◆ EXERCISE OBJECTIVE:
Pick out all lines with the word "this" from the records that follow.

Segment Start: DATA EXCERPTS

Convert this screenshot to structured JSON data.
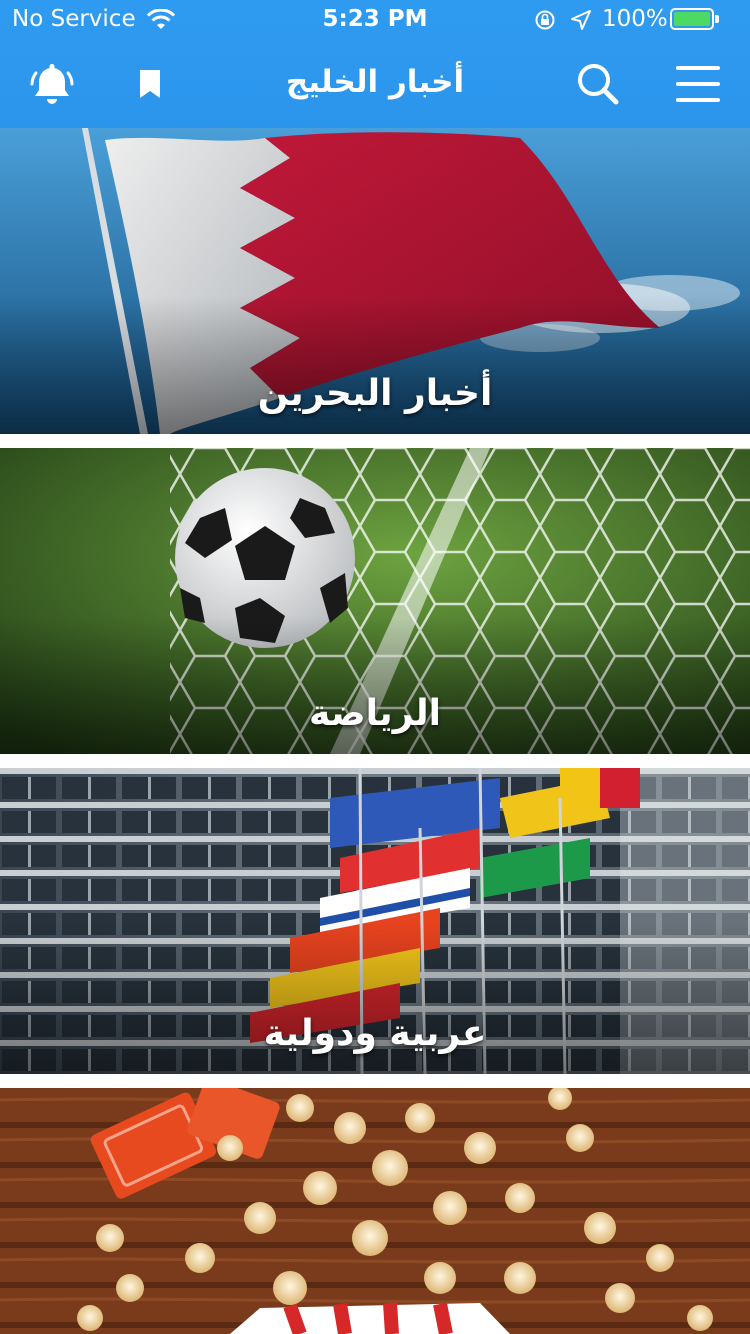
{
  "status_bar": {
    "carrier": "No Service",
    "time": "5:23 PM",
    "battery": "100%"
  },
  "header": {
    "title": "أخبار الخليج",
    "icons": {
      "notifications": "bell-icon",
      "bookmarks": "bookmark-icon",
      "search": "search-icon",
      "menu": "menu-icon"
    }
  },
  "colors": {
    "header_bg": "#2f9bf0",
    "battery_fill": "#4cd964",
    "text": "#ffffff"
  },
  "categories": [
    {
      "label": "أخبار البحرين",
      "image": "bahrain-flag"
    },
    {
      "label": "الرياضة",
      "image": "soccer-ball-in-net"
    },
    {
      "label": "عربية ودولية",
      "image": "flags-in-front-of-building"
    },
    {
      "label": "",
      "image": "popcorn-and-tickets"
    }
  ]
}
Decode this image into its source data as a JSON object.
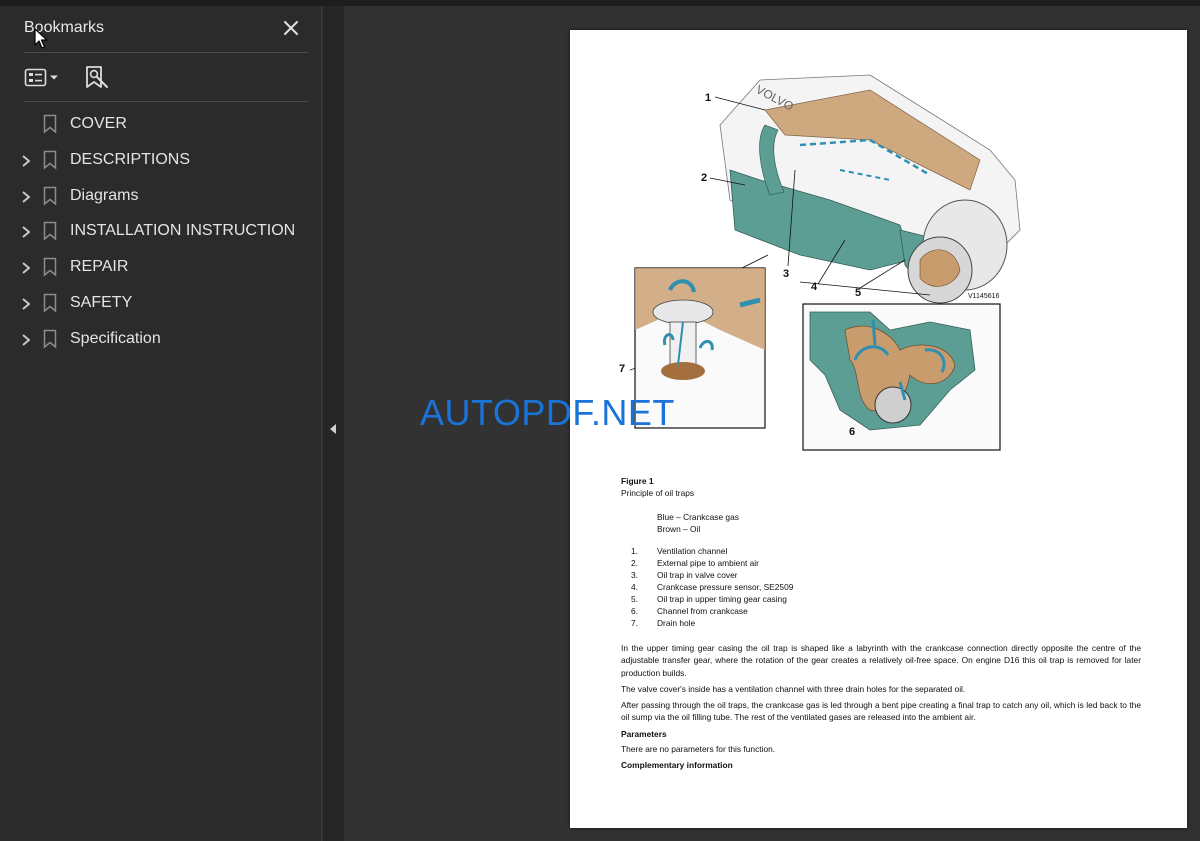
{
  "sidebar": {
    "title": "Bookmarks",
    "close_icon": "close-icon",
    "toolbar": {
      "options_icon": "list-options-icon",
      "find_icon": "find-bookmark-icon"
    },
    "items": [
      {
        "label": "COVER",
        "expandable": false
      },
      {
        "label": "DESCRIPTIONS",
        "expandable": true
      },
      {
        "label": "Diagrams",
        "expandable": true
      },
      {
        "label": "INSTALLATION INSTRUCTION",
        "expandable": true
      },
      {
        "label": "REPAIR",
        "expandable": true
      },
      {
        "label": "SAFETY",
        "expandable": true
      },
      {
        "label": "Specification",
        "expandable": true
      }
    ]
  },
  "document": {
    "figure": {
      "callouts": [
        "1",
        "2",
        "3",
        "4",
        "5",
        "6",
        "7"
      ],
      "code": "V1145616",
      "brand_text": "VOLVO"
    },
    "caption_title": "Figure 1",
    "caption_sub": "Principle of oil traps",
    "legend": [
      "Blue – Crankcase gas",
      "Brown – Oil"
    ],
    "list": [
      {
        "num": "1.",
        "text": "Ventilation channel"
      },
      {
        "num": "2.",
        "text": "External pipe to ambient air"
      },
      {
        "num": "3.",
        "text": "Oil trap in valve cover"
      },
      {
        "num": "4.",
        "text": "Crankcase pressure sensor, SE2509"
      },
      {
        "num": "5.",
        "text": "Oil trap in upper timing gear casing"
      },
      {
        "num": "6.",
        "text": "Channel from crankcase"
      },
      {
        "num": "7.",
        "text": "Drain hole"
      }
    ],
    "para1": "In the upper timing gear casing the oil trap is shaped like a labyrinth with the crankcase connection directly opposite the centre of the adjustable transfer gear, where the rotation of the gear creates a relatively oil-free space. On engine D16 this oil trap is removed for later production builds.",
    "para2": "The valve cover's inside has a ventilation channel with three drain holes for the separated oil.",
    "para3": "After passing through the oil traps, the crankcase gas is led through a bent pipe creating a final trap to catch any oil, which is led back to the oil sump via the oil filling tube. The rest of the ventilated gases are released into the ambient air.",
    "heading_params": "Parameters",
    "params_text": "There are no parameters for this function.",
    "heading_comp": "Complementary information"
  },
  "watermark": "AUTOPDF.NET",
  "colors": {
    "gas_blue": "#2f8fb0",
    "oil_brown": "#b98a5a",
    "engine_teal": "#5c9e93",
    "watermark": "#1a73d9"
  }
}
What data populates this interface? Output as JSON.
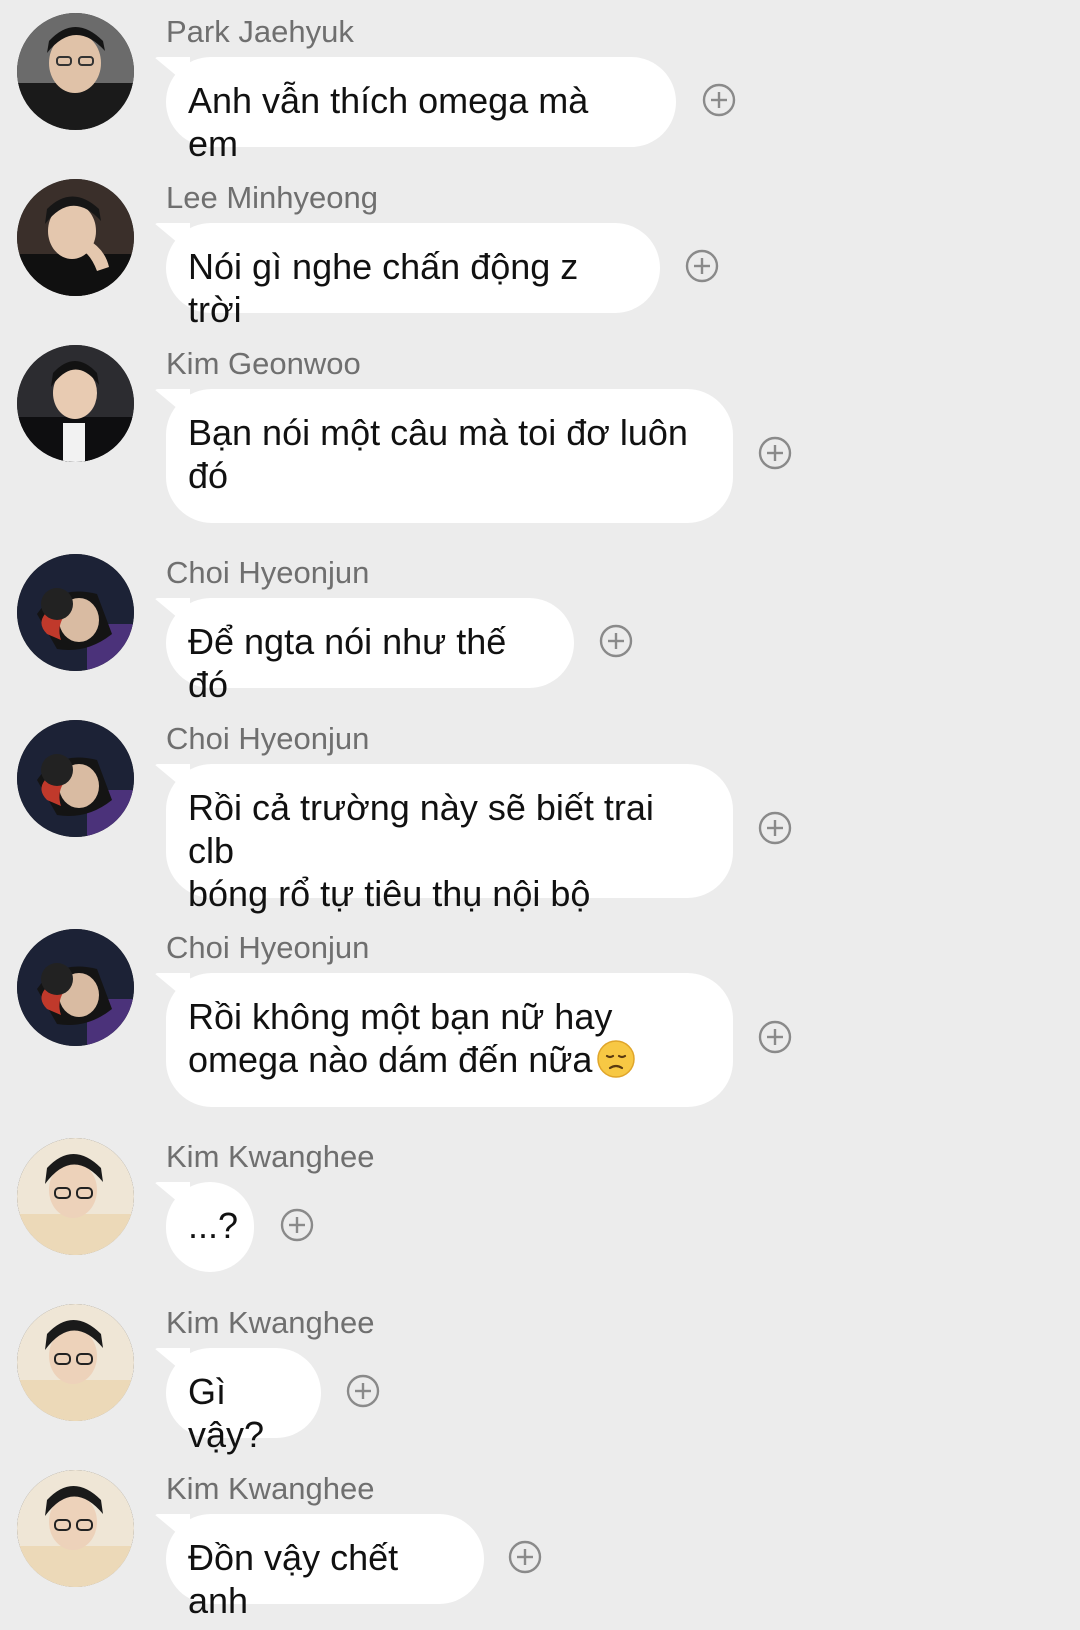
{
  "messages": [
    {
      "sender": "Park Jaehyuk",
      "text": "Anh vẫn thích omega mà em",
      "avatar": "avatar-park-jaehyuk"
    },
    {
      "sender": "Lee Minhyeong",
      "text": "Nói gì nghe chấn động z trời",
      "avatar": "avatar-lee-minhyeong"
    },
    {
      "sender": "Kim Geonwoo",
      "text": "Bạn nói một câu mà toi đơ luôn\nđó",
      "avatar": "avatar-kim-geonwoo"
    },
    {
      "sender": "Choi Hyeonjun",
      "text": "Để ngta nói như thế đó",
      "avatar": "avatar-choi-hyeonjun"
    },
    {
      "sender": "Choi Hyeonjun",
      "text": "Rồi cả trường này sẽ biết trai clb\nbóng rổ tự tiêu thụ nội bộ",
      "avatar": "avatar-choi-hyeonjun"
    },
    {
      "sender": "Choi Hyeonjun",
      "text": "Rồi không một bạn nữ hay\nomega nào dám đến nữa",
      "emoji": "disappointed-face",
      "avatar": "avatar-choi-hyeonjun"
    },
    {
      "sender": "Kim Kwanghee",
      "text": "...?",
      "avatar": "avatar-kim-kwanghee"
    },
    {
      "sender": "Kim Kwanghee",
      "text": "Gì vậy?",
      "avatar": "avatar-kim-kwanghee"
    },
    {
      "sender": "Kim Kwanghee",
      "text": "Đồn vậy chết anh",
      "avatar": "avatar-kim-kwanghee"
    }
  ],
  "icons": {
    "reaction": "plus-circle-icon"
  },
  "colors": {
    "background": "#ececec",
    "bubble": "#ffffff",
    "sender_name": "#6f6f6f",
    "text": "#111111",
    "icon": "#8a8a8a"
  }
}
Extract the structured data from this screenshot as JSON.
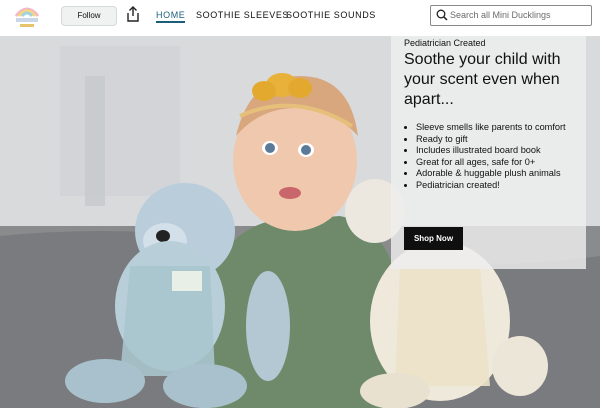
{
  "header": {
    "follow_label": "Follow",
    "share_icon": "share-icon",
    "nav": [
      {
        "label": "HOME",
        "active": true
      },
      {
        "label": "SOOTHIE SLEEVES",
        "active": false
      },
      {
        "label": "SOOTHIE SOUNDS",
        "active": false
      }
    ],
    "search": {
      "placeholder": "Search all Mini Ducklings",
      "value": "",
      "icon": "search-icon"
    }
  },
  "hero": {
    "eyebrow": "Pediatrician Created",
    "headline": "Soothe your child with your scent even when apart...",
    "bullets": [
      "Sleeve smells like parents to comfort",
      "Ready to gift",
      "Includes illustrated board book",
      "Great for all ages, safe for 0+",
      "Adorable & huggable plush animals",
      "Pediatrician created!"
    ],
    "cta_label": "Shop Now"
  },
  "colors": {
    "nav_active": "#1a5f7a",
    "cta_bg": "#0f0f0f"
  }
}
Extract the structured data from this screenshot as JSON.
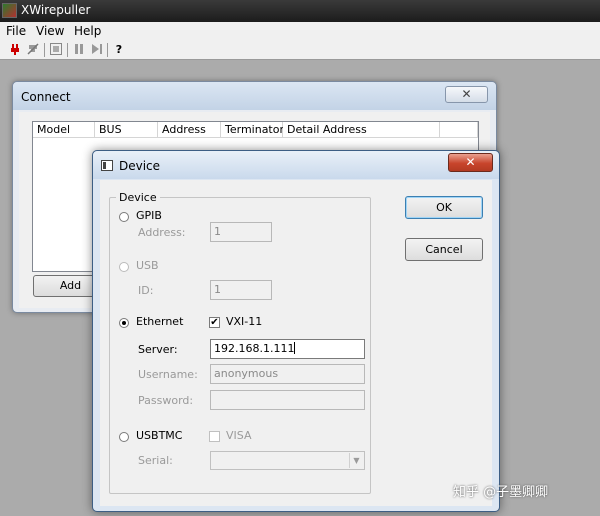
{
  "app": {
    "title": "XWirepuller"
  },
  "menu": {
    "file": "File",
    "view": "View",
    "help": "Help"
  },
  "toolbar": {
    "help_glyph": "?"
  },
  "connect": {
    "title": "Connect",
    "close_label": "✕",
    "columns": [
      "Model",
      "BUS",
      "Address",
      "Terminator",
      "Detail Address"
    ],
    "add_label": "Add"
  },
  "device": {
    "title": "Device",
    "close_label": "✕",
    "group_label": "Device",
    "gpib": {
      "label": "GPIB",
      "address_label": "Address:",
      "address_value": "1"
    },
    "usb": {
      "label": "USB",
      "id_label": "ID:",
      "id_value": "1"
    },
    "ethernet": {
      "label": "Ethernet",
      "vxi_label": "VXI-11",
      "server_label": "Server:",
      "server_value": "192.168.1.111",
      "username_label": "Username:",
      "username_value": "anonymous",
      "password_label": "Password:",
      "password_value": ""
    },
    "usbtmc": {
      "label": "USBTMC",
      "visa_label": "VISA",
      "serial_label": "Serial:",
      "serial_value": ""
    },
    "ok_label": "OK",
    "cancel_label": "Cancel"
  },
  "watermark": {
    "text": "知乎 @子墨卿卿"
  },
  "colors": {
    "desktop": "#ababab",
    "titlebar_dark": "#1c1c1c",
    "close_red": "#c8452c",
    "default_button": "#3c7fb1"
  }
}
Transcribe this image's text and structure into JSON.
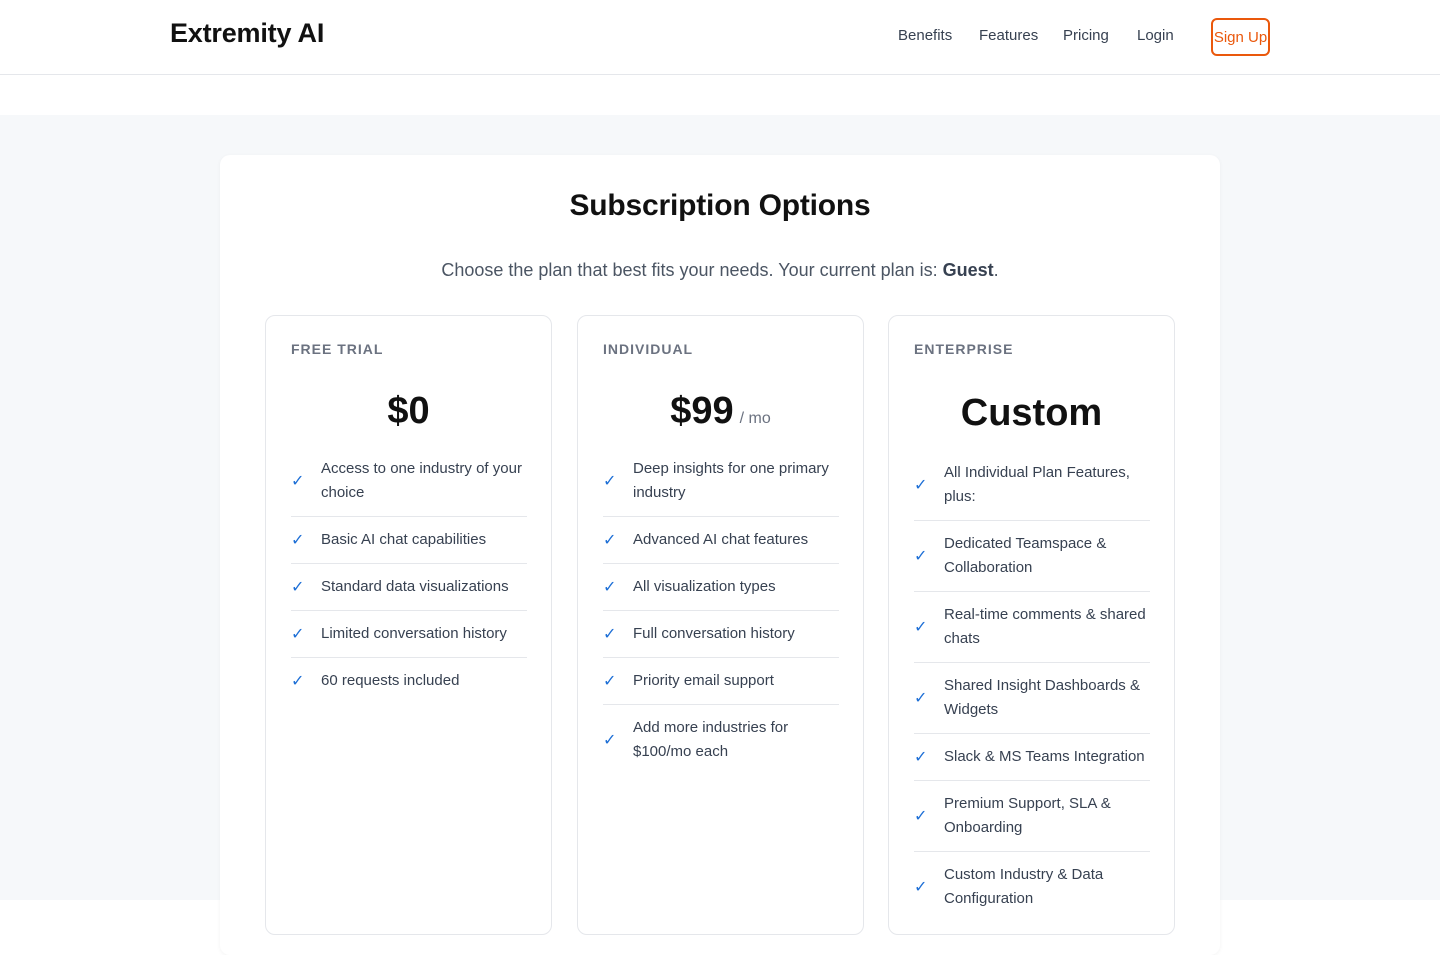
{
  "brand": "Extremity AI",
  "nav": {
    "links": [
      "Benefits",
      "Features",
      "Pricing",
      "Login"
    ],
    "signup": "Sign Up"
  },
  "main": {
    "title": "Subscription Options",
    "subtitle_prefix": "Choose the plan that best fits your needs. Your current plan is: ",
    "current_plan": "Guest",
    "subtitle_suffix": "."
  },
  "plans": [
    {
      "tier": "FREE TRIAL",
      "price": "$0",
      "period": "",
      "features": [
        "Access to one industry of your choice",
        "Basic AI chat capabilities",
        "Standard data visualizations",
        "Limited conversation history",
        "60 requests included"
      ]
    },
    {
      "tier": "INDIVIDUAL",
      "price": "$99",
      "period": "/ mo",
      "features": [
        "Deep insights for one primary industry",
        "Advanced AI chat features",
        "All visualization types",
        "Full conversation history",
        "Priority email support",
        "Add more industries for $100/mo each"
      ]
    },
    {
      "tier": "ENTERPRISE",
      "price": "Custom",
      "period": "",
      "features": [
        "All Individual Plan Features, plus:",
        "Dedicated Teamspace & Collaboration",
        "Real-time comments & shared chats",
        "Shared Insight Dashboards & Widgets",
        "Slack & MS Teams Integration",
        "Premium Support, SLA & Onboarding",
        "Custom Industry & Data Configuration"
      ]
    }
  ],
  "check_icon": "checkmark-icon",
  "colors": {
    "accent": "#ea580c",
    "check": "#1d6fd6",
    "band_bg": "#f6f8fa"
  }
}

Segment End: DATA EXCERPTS

◆ WRITTEN RESPONSE:
Convert this screenshot to structured JSON data.
Decode this image into its source data as a JSON object.
    "para1": "In the upper timing gear casing the oil trap is shaped like a labyrinth with the crankcase connection directly opposite the centre of the adjustable transfer gear, where the rotation of the gear creates a relatively oil-free space. On engine D16 this oil trap is removed for later production builds.",
    "params_text": "There are no parameters for this function.",
What data populates this interface? Output as JSON.
Extract the structured data from this screenshot as JSON.
Extract the structured data from this screenshot as JSON.
Transcribe this image's text and structure into JSON.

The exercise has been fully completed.